It was fully equipped and ready to go. The rear seat folded down into ¾ bed. A toilet (well a bucket) located between the cab and back of the van doubled as a seat when not in use. The kitchen gear comprised of a fridge, a gas double burner and grill and all of the cutlery, crockery, pots, fry-pan etc. required. We had a water tank (accessible from out side the van for refilling) with a hand pump through to a small sink. An outside table and stools was stored in a cavity under the roof above the bed. A blow-up rubber dinghy came in handy when we were sunning ourselves by the beach in Spain. A small gas heater kept us warm in the evenings. There was a large storage area under the back seat that we used mostly for a sack of potatoes we bought in the UK that kept us going for many months. A map cupboard with tons of Europe maps/information helped us with planning our trip. A radio picked up the BBC overseas broadcast in the evenings for us to catch-up on what was happening in the UK and the chance to hear some English being spoken.
A cassette player in the cab (we got to know Simon & Garfunkel’s music really, really well by the end of the trip) kept us singing along on the long travelling days.
The van was very economical and easy to drive. Took a bit to get used to not having a bonnet out front. The smallness of the van was great for negotiating the tight roads of Cornwall and some of the Gorges in France (even though we still had to have a couple of goes at getting around some of the corners!).
After our trip we put up the ‘For Sale’ sign on Ludwig at the Hungerford Car Park and after a couple of days, were able to sell Ludwig for 800 English Pounds to a couple of Maori guys. Hopefully, they had a great time like we did.

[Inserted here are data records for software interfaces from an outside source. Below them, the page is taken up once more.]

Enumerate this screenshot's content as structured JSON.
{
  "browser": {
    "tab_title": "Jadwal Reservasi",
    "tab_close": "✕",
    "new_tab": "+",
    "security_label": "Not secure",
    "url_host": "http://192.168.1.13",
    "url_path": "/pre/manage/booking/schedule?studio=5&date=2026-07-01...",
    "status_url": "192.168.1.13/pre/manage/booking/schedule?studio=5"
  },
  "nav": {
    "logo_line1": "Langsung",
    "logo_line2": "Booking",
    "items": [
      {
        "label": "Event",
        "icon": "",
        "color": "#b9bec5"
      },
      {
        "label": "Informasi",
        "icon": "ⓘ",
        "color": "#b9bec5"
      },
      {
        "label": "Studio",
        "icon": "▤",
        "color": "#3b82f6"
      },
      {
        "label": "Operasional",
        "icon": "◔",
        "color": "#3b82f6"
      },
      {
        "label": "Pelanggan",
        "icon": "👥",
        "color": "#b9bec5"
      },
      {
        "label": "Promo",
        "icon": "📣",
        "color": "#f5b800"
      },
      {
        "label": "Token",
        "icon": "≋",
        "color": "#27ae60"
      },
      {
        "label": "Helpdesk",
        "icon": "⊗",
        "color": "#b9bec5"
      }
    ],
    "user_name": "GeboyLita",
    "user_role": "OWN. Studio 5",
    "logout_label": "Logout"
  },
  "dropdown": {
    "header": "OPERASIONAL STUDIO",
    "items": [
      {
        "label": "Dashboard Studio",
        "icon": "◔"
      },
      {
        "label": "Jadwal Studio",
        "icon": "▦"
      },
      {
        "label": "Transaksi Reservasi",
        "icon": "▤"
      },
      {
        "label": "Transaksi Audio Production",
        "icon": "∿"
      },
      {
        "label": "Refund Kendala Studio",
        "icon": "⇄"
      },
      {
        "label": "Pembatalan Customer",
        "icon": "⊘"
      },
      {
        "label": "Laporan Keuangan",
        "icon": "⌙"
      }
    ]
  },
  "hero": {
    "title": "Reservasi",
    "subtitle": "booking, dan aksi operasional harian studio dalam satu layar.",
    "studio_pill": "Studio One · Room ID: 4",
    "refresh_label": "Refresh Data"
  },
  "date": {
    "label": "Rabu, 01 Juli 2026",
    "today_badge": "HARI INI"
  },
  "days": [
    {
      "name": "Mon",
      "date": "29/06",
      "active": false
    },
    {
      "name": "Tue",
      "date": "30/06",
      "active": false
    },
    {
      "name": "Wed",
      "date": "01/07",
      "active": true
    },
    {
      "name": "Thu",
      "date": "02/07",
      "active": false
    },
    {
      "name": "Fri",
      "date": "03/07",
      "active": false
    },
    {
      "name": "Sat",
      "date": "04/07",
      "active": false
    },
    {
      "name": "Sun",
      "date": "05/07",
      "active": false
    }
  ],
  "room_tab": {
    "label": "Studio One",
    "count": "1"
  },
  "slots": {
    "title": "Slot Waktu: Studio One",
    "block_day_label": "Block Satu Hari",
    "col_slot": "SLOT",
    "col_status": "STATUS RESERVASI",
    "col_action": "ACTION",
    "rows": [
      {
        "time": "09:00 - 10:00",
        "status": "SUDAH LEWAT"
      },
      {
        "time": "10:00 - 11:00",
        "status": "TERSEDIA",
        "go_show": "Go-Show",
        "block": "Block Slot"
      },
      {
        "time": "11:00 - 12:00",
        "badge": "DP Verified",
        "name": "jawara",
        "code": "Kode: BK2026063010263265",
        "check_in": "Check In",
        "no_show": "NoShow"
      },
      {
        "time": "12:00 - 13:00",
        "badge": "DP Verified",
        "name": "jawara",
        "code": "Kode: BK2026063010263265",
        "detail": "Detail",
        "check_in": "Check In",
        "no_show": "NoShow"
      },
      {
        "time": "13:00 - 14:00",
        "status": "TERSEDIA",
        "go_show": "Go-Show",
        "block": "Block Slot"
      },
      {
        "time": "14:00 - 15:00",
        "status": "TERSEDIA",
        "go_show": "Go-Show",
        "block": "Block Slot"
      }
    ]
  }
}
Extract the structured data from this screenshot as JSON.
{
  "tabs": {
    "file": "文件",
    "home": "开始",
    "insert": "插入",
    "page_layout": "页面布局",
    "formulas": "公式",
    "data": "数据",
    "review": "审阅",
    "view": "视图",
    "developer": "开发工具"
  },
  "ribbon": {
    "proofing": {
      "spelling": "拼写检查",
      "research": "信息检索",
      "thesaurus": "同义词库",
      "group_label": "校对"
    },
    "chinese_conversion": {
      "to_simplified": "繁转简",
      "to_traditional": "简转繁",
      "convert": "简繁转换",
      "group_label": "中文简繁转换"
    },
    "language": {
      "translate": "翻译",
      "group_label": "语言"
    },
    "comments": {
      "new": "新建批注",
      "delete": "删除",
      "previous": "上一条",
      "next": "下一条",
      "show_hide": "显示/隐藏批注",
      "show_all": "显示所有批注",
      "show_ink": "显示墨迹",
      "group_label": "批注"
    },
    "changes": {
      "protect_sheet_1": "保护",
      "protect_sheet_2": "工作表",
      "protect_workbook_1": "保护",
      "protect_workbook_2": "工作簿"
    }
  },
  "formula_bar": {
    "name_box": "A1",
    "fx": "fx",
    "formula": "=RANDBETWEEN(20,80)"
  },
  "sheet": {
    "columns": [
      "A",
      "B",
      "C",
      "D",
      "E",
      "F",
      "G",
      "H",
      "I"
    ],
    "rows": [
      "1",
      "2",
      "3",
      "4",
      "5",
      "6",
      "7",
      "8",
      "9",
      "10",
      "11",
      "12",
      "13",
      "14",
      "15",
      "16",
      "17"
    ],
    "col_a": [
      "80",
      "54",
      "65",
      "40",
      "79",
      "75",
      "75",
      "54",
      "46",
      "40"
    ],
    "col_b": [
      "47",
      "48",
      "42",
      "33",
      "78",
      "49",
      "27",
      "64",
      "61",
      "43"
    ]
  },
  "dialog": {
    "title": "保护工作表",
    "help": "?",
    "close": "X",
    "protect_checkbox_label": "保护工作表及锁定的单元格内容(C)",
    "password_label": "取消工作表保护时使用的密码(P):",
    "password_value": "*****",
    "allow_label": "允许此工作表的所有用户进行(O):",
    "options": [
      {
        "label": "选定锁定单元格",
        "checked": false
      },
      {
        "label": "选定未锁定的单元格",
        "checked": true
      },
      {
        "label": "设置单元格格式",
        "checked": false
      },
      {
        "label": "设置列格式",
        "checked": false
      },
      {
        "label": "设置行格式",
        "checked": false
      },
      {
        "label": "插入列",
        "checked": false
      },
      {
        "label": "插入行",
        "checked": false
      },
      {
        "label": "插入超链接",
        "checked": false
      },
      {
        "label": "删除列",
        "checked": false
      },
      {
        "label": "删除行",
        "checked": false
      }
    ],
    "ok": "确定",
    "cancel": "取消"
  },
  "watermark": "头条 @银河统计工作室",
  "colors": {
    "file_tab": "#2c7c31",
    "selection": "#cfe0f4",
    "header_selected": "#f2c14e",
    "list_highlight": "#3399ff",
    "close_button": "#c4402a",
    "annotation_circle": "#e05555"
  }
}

Maybe Ludwig is still ‘chugging’ along the roads of Europe with its latest lot of Kiwi travellers!
Kombis do seem to go on for ever so maybe…………